*** Opening Data for the task ***

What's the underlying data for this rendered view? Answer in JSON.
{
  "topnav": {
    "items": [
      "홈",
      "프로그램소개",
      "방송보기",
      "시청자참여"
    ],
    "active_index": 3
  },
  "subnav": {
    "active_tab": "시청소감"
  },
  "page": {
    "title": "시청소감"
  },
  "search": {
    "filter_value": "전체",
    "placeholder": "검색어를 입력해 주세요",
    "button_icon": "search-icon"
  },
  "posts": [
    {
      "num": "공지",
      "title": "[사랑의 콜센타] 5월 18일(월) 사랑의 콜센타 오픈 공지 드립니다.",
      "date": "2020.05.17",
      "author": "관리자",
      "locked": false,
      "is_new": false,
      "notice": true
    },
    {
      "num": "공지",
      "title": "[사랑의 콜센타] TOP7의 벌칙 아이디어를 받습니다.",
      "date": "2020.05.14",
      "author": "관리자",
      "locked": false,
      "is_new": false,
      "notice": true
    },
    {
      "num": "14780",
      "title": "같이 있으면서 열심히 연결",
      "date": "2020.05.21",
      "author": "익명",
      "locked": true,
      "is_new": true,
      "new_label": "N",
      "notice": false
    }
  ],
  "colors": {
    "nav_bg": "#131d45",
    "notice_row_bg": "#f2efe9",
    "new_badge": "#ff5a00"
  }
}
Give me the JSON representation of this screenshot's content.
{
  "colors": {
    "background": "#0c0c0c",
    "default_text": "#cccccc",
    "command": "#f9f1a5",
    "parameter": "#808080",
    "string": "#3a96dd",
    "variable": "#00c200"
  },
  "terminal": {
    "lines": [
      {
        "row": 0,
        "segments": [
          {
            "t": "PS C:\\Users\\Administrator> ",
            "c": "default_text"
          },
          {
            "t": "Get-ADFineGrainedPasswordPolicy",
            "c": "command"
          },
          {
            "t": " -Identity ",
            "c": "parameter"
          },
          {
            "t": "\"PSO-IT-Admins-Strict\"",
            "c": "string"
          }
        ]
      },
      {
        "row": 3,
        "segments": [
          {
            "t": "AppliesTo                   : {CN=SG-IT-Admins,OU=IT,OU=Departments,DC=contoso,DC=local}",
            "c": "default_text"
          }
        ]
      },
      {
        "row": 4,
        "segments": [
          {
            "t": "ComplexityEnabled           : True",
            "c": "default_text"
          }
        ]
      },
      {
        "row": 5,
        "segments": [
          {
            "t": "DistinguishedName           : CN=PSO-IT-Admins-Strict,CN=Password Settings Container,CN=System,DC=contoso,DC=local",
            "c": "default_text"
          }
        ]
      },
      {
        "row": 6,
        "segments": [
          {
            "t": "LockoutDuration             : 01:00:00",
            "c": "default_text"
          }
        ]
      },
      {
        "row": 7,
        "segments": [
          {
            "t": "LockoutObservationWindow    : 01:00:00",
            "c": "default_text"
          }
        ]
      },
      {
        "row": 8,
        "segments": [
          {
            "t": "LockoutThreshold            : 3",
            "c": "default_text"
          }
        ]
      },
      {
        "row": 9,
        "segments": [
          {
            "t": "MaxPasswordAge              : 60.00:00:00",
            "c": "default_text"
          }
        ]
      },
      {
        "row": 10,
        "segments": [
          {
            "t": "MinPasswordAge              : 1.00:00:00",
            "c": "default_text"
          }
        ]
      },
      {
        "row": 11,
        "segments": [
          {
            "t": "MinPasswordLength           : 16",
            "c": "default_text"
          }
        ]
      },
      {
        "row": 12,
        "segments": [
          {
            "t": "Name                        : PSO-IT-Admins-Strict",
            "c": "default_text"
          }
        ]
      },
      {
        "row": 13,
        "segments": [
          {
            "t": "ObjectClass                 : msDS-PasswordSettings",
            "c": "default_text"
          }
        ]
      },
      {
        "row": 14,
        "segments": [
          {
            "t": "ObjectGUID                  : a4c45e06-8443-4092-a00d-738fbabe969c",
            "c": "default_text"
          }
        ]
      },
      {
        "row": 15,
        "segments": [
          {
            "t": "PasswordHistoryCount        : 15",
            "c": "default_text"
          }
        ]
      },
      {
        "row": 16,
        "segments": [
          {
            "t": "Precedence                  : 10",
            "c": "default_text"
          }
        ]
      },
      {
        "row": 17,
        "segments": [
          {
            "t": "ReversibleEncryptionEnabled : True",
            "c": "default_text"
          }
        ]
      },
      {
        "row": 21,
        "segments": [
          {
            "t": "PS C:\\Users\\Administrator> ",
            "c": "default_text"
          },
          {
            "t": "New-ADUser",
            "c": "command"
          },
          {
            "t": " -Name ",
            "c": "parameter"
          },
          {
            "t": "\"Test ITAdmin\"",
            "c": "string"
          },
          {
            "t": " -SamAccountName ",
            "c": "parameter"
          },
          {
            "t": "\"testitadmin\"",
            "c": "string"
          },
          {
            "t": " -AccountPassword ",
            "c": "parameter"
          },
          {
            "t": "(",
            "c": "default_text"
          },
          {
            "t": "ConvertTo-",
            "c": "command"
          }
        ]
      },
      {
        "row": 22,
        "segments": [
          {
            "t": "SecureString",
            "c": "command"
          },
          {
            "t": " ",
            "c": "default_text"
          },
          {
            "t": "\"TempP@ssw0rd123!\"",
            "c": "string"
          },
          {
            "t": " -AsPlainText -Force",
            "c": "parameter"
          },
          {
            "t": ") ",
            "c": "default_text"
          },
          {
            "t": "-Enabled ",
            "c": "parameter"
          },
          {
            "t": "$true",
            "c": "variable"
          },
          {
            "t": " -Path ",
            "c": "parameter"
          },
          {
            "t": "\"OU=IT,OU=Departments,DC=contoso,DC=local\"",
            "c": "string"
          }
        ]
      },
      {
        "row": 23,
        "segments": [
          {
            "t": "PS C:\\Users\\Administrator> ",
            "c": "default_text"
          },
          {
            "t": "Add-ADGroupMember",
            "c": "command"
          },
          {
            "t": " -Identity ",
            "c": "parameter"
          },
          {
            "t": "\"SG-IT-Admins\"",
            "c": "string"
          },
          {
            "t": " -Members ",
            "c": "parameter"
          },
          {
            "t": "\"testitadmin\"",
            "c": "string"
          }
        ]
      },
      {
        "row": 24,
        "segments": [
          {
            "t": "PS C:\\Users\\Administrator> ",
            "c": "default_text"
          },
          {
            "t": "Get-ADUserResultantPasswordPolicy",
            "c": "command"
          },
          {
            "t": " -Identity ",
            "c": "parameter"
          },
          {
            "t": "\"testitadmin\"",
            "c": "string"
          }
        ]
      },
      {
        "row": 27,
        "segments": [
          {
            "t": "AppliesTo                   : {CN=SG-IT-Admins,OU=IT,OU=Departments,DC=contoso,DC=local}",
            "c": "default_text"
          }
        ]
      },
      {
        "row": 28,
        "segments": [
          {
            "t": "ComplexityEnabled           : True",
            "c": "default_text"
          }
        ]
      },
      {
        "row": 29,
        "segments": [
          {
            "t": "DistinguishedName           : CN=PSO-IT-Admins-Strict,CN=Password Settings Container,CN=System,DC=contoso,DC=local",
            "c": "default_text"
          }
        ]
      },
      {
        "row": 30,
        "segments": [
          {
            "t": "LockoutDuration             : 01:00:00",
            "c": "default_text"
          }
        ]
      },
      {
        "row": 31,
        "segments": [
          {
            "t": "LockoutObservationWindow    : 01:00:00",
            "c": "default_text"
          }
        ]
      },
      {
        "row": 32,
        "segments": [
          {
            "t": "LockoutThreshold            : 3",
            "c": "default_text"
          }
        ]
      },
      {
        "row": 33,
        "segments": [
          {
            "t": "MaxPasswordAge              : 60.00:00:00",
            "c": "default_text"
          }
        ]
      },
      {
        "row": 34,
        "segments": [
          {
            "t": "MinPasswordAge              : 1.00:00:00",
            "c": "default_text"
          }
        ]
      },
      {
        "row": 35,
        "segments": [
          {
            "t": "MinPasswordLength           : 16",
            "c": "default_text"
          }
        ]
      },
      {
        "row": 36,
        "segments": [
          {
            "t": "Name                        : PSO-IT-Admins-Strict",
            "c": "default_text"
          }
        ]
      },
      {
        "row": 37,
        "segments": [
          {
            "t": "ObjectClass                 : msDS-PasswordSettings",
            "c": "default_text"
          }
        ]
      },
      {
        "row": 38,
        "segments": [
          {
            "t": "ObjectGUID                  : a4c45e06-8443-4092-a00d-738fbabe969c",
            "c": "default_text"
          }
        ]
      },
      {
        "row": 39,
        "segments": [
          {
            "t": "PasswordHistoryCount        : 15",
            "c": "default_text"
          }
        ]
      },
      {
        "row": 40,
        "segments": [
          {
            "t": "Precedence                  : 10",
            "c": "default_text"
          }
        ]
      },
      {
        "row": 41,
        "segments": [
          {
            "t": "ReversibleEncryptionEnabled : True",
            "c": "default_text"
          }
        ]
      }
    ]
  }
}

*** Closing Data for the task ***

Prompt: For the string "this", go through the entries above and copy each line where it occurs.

Expected answer:
What's the underlying data for this rendered view? Answer in JSON.
Give me the JSON representation of this screenshot's content.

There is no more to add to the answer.